Seed Plants Without Flowers (“Gymnosperms”) - Coggle Diagram
Seed Plants Without Flowers
Division Pteridospermophyta: Seed Ferns
Seeds could be extremely large,
integument was attached to the megasporangium only at the base and was
up to 11 cm long and 6 cm in diameter
in the now extinct Pachytesta incrassata.
A third group to evolve from trimerophytes was the now-extinct
progymnosperms so named because some gave rise later to conifers,
the other gymnosperms
Megaspores measured up to
300 mm in diameter
microspores only 30 mm in diameter,
Evolution of Seeds
The sheath of sterile branches must have
been important in trapping wind-blown microspores
allowed them to settle anywhere on the megasporangium.
the space at the top of the megasporangium
became the place where microspores settled,
acting as a pollen chamber or holding
Division Coniferophyta: Conifers
Conifers are never vines, herbs, or annuals, and they never have bulbs or rhizomes.
Conifer leaves are always simple needles or scales.
Leaves of most conifers are perennial.
Division Cycadophyta: Cycads
Tracheids are long and wide,
and rays are massive.
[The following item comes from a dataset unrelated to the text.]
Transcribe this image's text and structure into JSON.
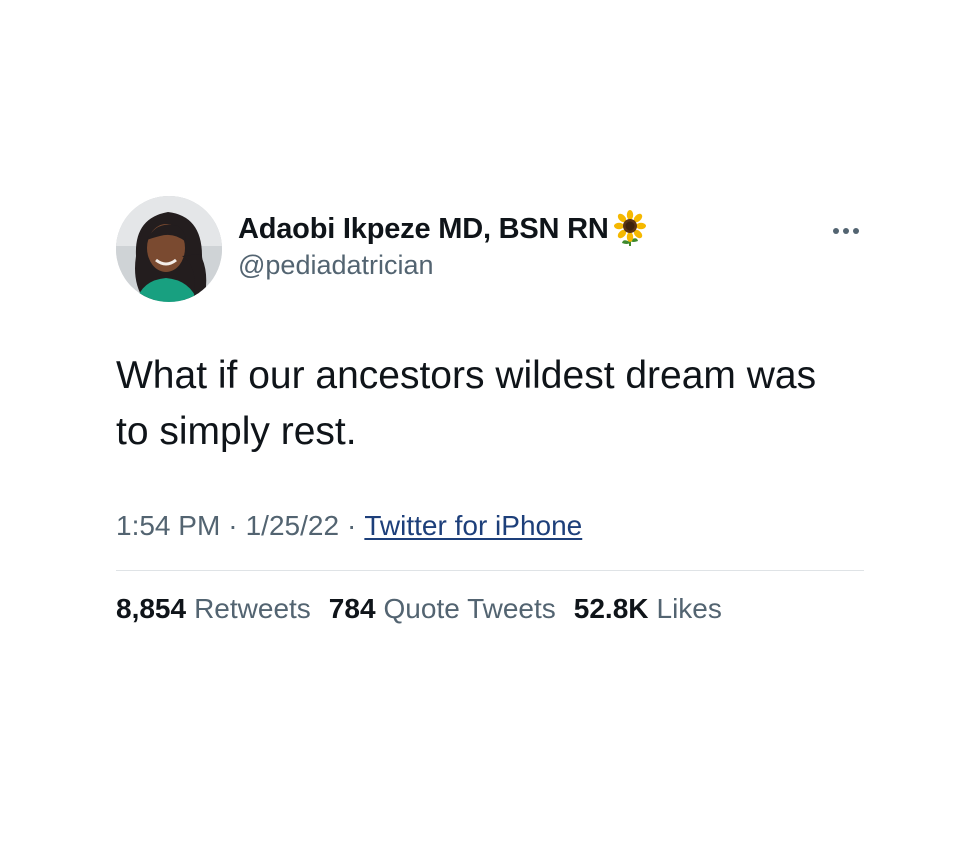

Even very old stems have only a small amount of wood; most
support is provided by the tough leaf bases. A prominent pith contains secretory
Division Cycadeoidophyta: Cycadeoids
The two groups differ only in subtle details of the
differentiation of stomatal complexes and in leaf trace organization.
characters alone, cycadeoids would never be considered distinct from cycads.
however, individual cones of cycadeoids contained both microsporophylls
Division Ginkgophyta: Maidenhair Tree
very much like a large dicot tree
stout trunk and many branches, but its wood is like that of conifers.
It has “broad leaves,” but they have dichotomously branched
veins like seed ferns, not reticulate venation like dicots.
which bear most of the leaves, and long shoots.
dioecious and gymnosperms, but cones are not produced.
pairs at the ends of a short stalk and are completely unprotected at maturity.
produced in an organ that resembles a catkin, having a stalk and several
sporangiophores that each have two microsporangia
The few fossils of gnetophyte organs or tissues are only several million years old,
too recent to be of much help in understanding the evolution and ancestry of the group.
The pollen is distinctive, being spindle-shaped and having narrow ridges.
easy to recognize, and fossil pollen of this type occurs as far back as the late Triassic period
pollen has not helped reveal their origins.